Once again the sailors were presented with a tactical dilemma;
- Opt for the direct rhum line along the coast, and thereby sail the shortest route possible.
- Continue towards the North-East and lengthen the route hoping for more wind offshore.
The majority of the fleet chose to move away from the coast.
This appears to have paid dividends for the multihulls. The Australians onboard Rushour, who opted for the most extreme trajectory, extended their lead on Line Honours overnight.
An individual distress beacon was triggered on board the Australian vessel Antipodes. Unreachable by VHF or satellite telephone, and continuing its course with an unchanged trajectory, a rescue operation was initiated with the MRCC in conjunction with the PC Course. Three sailboats were thus diverted for several hours, and rescue means implemented by the Maritime Rescue Coordination Center of New Caledonia. Around 0200 hours local time, the boat was able to be contacted, and the doubt on the whereabouts of the crew person was dissolved. The distress beacon had been triggered by mistake.
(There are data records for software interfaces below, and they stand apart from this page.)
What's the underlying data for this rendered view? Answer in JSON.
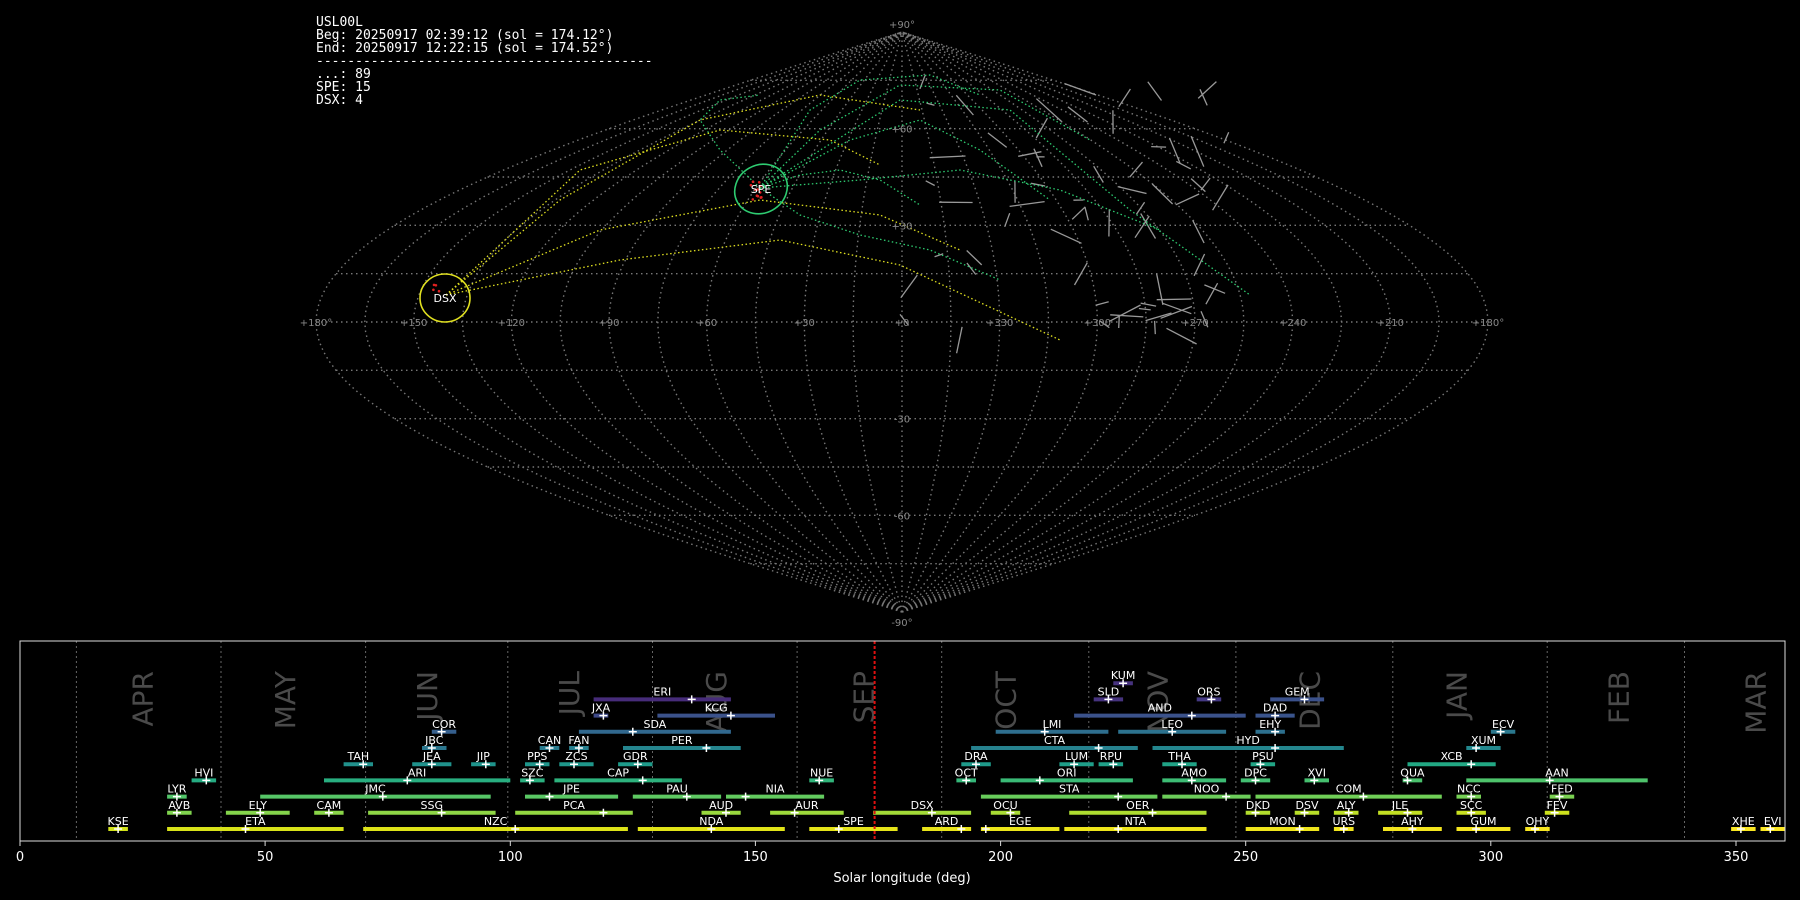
{
  "station": "USL00L",
  "begin_text": "Beg: 20250917 02:39:12 (sol = 174.12°)",
  "end_text": "End: 20250917 12:22:15 (sol = 174.52°)",
  "separator_text": "-------------------------------------------",
  "counts": [
    {
      "code": "...",
      "count": 89,
      "text": "...: 89"
    },
    {
      "code": "SPE",
      "count": 15,
      "text": "SPE: 15"
    },
    {
      "code": "DSX",
      "count": 4,
      "text": "DSX: 4"
    }
  ],
  "sky_map": {
    "projection": "sinusoidal",
    "lon_labels": [
      "+180°",
      "+150",
      "+120",
      "+90",
      "+60",
      "+30",
      "+0",
      "+330",
      "+300",
      "+270",
      "+240",
      "+210",
      "+180°"
    ],
    "lat_labels": [
      "+90°",
      "+60",
      "+30",
      "-30",
      "-60",
      "-90°"
    ],
    "radiants": [
      {
        "code": "SPE",
        "color": "#2ecc71"
      },
      {
        "code": "DSX",
        "color": "#e0e020"
      }
    ]
  },
  "chart_data": {
    "type": "timeline",
    "xlabel": "Solar longitude (deg)",
    "xlim": [
      0,
      360
    ],
    "x_ticks": [
      0,
      50,
      100,
      150,
      200,
      250,
      300,
      350
    ],
    "current_sol": 174.3,
    "months": [
      {
        "name": "APR",
        "start": 11.5,
        "label_at": 25
      },
      {
        "name": "MAY",
        "start": 41,
        "label_at": 54
      },
      {
        "name": "JUN",
        "start": 70.5,
        "label_at": 83
      },
      {
        "name": "JUL",
        "start": 99.5,
        "label_at": 112
      },
      {
        "name": "AUG",
        "start": 129,
        "label_at": 142
      },
      {
        "name": "SEP",
        "start": 158.5,
        "label_at": 172
      },
      {
        "name": "OCT",
        "start": 188,
        "label_at": 201
      },
      {
        "name": "NOV",
        "start": 218,
        "label_at": 232
      },
      {
        "name": "DEC",
        "start": 248,
        "label_at": 263
      },
      {
        "name": "JAN",
        "start": 280,
        "label_at": 293
      },
      {
        "name": "FEB",
        "start": 311.5,
        "label_at": 326
      },
      {
        "name": "MAR",
        "start": 339.5,
        "label_at": 354
      }
    ],
    "showers": [
      {
        "code": "KUM",
        "start": 223,
        "end": 227,
        "peak": 225,
        "row": 10,
        "color": "#46327e"
      },
      {
        "code": "ERI",
        "start": 117,
        "end": 145,
        "peak": 137,
        "row": 9,
        "color": "#472c7a"
      },
      {
        "code": "SLD",
        "start": 219,
        "end": 225,
        "peak": 222,
        "row": 9,
        "color": "#46337f"
      },
      {
        "code": "ORS",
        "start": 240,
        "end": 245,
        "peak": 243,
        "row": 9,
        "color": "#443983"
      },
      {
        "code": "GEM",
        "start": 255,
        "end": 266,
        "peak": 262,
        "row": 9,
        "color": "#3b518b"
      },
      {
        "code": "JXA",
        "start": 117,
        "end": 120,
        "peak": 119,
        "row": 8,
        "color": "#3e4989"
      },
      {
        "code": "KCG",
        "start": 130,
        "end": 154,
        "peak": 145,
        "row": 8,
        "color": "#3b528b"
      },
      {
        "code": "AND",
        "start": 215,
        "end": 250,
        "peak": 239,
        "row": 8,
        "color": "#3b528b"
      },
      {
        "code": "DAD",
        "start": 252,
        "end": 260,
        "peak": 256,
        "row": 8,
        "color": "#3a548c"
      },
      {
        "code": "COR",
        "start": 84,
        "end": 89,
        "peak": 86,
        "row": 7,
        "color": "#355f8d"
      },
      {
        "code": "SDA",
        "start": 114,
        "end": 145,
        "peak": 125,
        "row": 7,
        "color": "#31688e"
      },
      {
        "code": "LMI",
        "start": 199,
        "end": 222,
        "peak": 209,
        "row": 7,
        "color": "#2e6e8e"
      },
      {
        "code": "LEO",
        "start": 224,
        "end": 246,
        "peak": 235,
        "row": 7,
        "color": "#2c728e"
      },
      {
        "code": "EHY",
        "start": 252,
        "end": 258,
        "peak": 256,
        "row": 7,
        "color": "#2d708e"
      },
      {
        "code": "ECV",
        "start": 300,
        "end": 305,
        "peak": 302,
        "row": 7,
        "color": "#2a788e"
      },
      {
        "code": "JBC",
        "start": 82,
        "end": 87,
        "peak": 84,
        "row": 6,
        "color": "#2a768e"
      },
      {
        "code": "CAN",
        "start": 106,
        "end": 110,
        "peak": 108,
        "row": 6,
        "color": "#297b8e"
      },
      {
        "code": "FAN",
        "start": 112,
        "end": 116,
        "peak": 114,
        "row": 6,
        "color": "#277f8e"
      },
      {
        "code": "PER",
        "start": 123,
        "end": 147,
        "peak": 140,
        "row": 6,
        "color": "#25858e"
      },
      {
        "code": "CTA",
        "start": 194,
        "end": 228,
        "peak": 220,
        "row": 6,
        "color": "#26818e"
      },
      {
        "code": "HYD",
        "start": 231,
        "end": 270,
        "peak": 256,
        "row": 6,
        "color": "#24868e"
      },
      {
        "code": "XUM",
        "start": 295,
        "end": 302,
        "peak": 297,
        "row": 6,
        "color": "#23888e"
      },
      {
        "code": "TAH",
        "start": 66,
        "end": 72,
        "peak": 70,
        "row": 5,
        "color": "#21918c"
      },
      {
        "code": "JEA",
        "start": 80,
        "end": 88,
        "peak": 84,
        "row": 5,
        "color": "#20928c"
      },
      {
        "code": "JIP",
        "start": 92,
        "end": 97,
        "peak": 95,
        "row": 5,
        "color": "#1f948c"
      },
      {
        "code": "PPS",
        "start": 103,
        "end": 108,
        "peak": 106,
        "row": 5,
        "color": "#1f958b"
      },
      {
        "code": "ZCS",
        "start": 110,
        "end": 117,
        "peak": 113,
        "row": 5,
        "color": "#1f978b"
      },
      {
        "code": "GDR",
        "start": 122,
        "end": 129,
        "peak": 126,
        "row": 5,
        "color": "#1e9b8a"
      },
      {
        "code": "DRA",
        "start": 192,
        "end": 198,
        "peak": 195,
        "row": 5,
        "color": "#1f9a8a"
      },
      {
        "code": "LUM",
        "start": 212,
        "end": 219,
        "peak": 215,
        "row": 5,
        "color": "#1f9e89"
      },
      {
        "code": "RPU",
        "start": 220,
        "end": 225,
        "peak": 223,
        "row": 5,
        "color": "#1fa088"
      },
      {
        "code": "THA",
        "start": 233,
        "end": 240,
        "peak": 237,
        "row": 5,
        "color": "#20a386"
      },
      {
        "code": "PSU",
        "start": 251,
        "end": 256,
        "peak": 253,
        "row": 5,
        "color": "#21a585"
      },
      {
        "code": "XCB",
        "start": 283,
        "end": 301,
        "peak": 296,
        "row": 5,
        "color": "#22a884"
      },
      {
        "code": "HVI",
        "start": 35,
        "end": 40,
        "peak": 38,
        "row": 4,
        "color": "#25ab82"
      },
      {
        "code": "ARI",
        "start": 62,
        "end": 100,
        "peak": 79,
        "row": 4,
        "color": "#28ae80"
      },
      {
        "code": "SZC",
        "start": 102,
        "end": 107,
        "peak": 104,
        "row": 4,
        "color": "#2ab07f"
      },
      {
        "code": "CAP",
        "start": 109,
        "end": 135,
        "peak": 127,
        "row": 4,
        "color": "#2db27d"
      },
      {
        "code": "NUE",
        "start": 161,
        "end": 166,
        "peak": 163,
        "row": 4,
        "color": "#31b57b"
      },
      {
        "code": "OCT",
        "start": 191,
        "end": 195,
        "peak": 193,
        "row": 4,
        "color": "#35b779"
      },
      {
        "code": "ORI",
        "start": 200,
        "end": 227,
        "peak": 208,
        "row": 4,
        "color": "#3aba76"
      },
      {
        "code": "AMO",
        "start": 233,
        "end": 246,
        "peak": 239,
        "row": 4,
        "color": "#3dbc74"
      },
      {
        "code": "DPC",
        "start": 249,
        "end": 255,
        "peak": 252,
        "row": 4,
        "color": "#42be71"
      },
      {
        "code": "XVI",
        "start": 262,
        "end": 267,
        "peak": 264,
        "row": 4,
        "color": "#46c06f"
      },
      {
        "code": "QUA",
        "start": 282,
        "end": 286,
        "peak": 283,
        "row": 4,
        "color": "#4ac16d"
      },
      {
        "code": "AAN",
        "start": 295,
        "end": 332,
        "peak": 312,
        "row": 4,
        "color": "#4ec36b"
      },
      {
        "code": "LYR",
        "start": 30,
        "end": 34,
        "peak": 32,
        "row": 3,
        "color": "#52c569"
      },
      {
        "code": "JMC",
        "start": 49,
        "end": 96,
        "peak": 74,
        "row": 3,
        "color": "#56c667"
      },
      {
        "code": "JPE",
        "start": 103,
        "end": 122,
        "peak": 108,
        "row": 3,
        "color": "#5ac864"
      },
      {
        "code": "PAU",
        "start": 125,
        "end": 143,
        "peak": 136,
        "row": 3,
        "color": "#5ec962"
      },
      {
        "code": "NIA",
        "start": 144,
        "end": 164,
        "peak": 148,
        "row": 3,
        "color": "#63cb5f"
      },
      {
        "code": "STA",
        "start": 196,
        "end": 232,
        "peak": 224,
        "row": 3,
        "color": "#68cd5b"
      },
      {
        "code": "NOO",
        "start": 233,
        "end": 251,
        "peak": 246,
        "row": 3,
        "color": "#6ccd5a"
      },
      {
        "code": "COM",
        "start": 252,
        "end": 290,
        "peak": 274,
        "row": 3,
        "color": "#70cf57"
      },
      {
        "code": "NCC",
        "start": 293,
        "end": 298,
        "peak": 296,
        "row": 3,
        "color": "#75d054"
      },
      {
        "code": "FED",
        "start": 312,
        "end": 317,
        "peak": 314,
        "row": 3,
        "color": "#7ad151"
      },
      {
        "code": "AVB",
        "start": 30,
        "end": 35,
        "peak": 32,
        "row": 2,
        "color": "#7fd34e"
      },
      {
        "code": "ELY",
        "start": 42,
        "end": 55,
        "peak": 49,
        "row": 2,
        "color": "#84d44b"
      },
      {
        "code": "CAM",
        "start": 60,
        "end": 66,
        "peak": 63,
        "row": 2,
        "color": "#89d548"
      },
      {
        "code": "SSG",
        "start": 71,
        "end": 97,
        "peak": 86,
        "row": 2,
        "color": "#8ed645"
      },
      {
        "code": "PCA",
        "start": 101,
        "end": 125,
        "peak": 119,
        "row": 2,
        "color": "#93d741"
      },
      {
        "code": "AUD",
        "start": 139,
        "end": 147,
        "peak": 144,
        "row": 2,
        "color": "#98d83e"
      },
      {
        "code": "AUR",
        "start": 153,
        "end": 168,
        "peak": 158,
        "row": 2,
        "color": "#9dd93b"
      },
      {
        "code": "DSX",
        "start": 174,
        "end": 194,
        "peak": 186,
        "row": 2,
        "color": "#a2da37"
      },
      {
        "code": "OCU",
        "start": 198,
        "end": 204,
        "peak": 202,
        "row": 2,
        "color": "#a8db34"
      },
      {
        "code": "OER",
        "start": 214,
        "end": 242,
        "peak": 231,
        "row": 2,
        "color": "#addc30"
      },
      {
        "code": "DKD",
        "start": 250,
        "end": 255,
        "peak": 252,
        "row": 2,
        "color": "#b2dd2d"
      },
      {
        "code": "DSV",
        "start": 260,
        "end": 265,
        "peak": 262,
        "row": 2,
        "color": "#b8de29"
      },
      {
        "code": "ALY",
        "start": 268,
        "end": 273,
        "peak": 271,
        "row": 2,
        "color": "#bddf26"
      },
      {
        "code": "JLE",
        "start": 277,
        "end": 286,
        "peak": 283,
        "row": 2,
        "color": "#c2df23"
      },
      {
        "code": "SCC",
        "start": 293,
        "end": 299,
        "peak": 296,
        "row": 2,
        "color": "#c8e020"
      },
      {
        "code": "FEV",
        "start": 311,
        "end": 316,
        "peak": 313,
        "row": 2,
        "color": "#cde11d"
      },
      {
        "code": "KSE",
        "start": 18,
        "end": 22,
        "peak": 20,
        "row": 1,
        "color": "#d2e21b"
      },
      {
        "code": "ETA",
        "start": 30,
        "end": 66,
        "peak": 46,
        "row": 1,
        "color": "#d8e219"
      },
      {
        "code": "NZC",
        "start": 70,
        "end": 124,
        "peak": 101,
        "row": 1,
        "color": "#dde318"
      },
      {
        "code": "NDA",
        "start": 126,
        "end": 156,
        "peak": 141,
        "row": 1,
        "color": "#e1e418"
      },
      {
        "code": "SPE",
        "start": 161,
        "end": 179,
        "peak": 167,
        "row": 1,
        "color": "#e5e419"
      },
      {
        "code": "ARD",
        "start": 184,
        "end": 194,
        "peak": 192,
        "row": 1,
        "color": "#e8e41a"
      },
      {
        "code": "EGE",
        "start": 196,
        "end": 212,
        "peak": 197,
        "row": 1,
        "color": "#ebe51a"
      },
      {
        "code": "NTA",
        "start": 213,
        "end": 242,
        "peak": 224,
        "row": 1,
        "color": "#ede51b"
      },
      {
        "code": "MON",
        "start": 250,
        "end": 265,
        "peak": 261,
        "row": 1,
        "color": "#efe51c"
      },
      {
        "code": "URS",
        "start": 268,
        "end": 272,
        "peak": 270,
        "row": 1,
        "color": "#f1e51d"
      },
      {
        "code": "AHY",
        "start": 278,
        "end": 290,
        "peak": 284,
        "row": 1,
        "color": "#f3e51e"
      },
      {
        "code": "GUM",
        "start": 293,
        "end": 304,
        "peak": 297,
        "row": 1,
        "color": "#f5e61f"
      },
      {
        "code": "OHY",
        "start": 307,
        "end": 312,
        "peak": 309,
        "row": 1,
        "color": "#f7e620"
      },
      {
        "code": "XHE",
        "start": 349,
        "end": 354,
        "peak": 351,
        "row": 1,
        "color": "#f9e621"
      },
      {
        "code": "EVI",
        "start": 355,
        "end": 360,
        "peak": 357,
        "row": 1,
        "color": "#fbe723"
      }
    ]
  }
}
All of the sailors have been reminded that “each boat must maintain a listening watch on channels 16 and 77 from the start to the end of the race” as in Sailing Instruction 15.5.
Current leaders and heading into night two
While we all know that corrected time positions are continually changing, for most of the day, Tosot Climatization Ketal has led on IRC overall. They were one of the boats who chose to go inshore, with the more direct route perhaps playing to the strengths of the SunFast 3200.
BCI Brer Fox the Miller 40 is in second, while the three Sydney 38s, Guilty Pleasure (Speed Marine), Eye Candy and Poulpito MLS FCD are continually changing (but at the time of writing) w. the same distance from the next mark in the far north of Grande Terre, the big loser of the night being Axians Untouchable, who were in the lead at the start of the evening.
Line Honours is still held by Rushour a custom Drew 15, and fellow catamaran, Kalolo a Looping 56 GP is the first New Caledonian boat.
The wind continues to vary, as it has done most of the day, between 10 and 15 knots. The boats are still under spinnaker and are progressing in a much calmer sea as they head toward the north of the Island.
Recap of the start & Day one update (English): https://fb.watch/dLeIaozFP2/
Day two update (English): https://fb.watch/dLTjIimIuS/
Tracking is available here: https://yb.tl/ncgr2022
We will keep you updated as the fleet progresses, and will provide live finishes and interviews on arrival.
Images – Nic Douglass @sailorgirlhq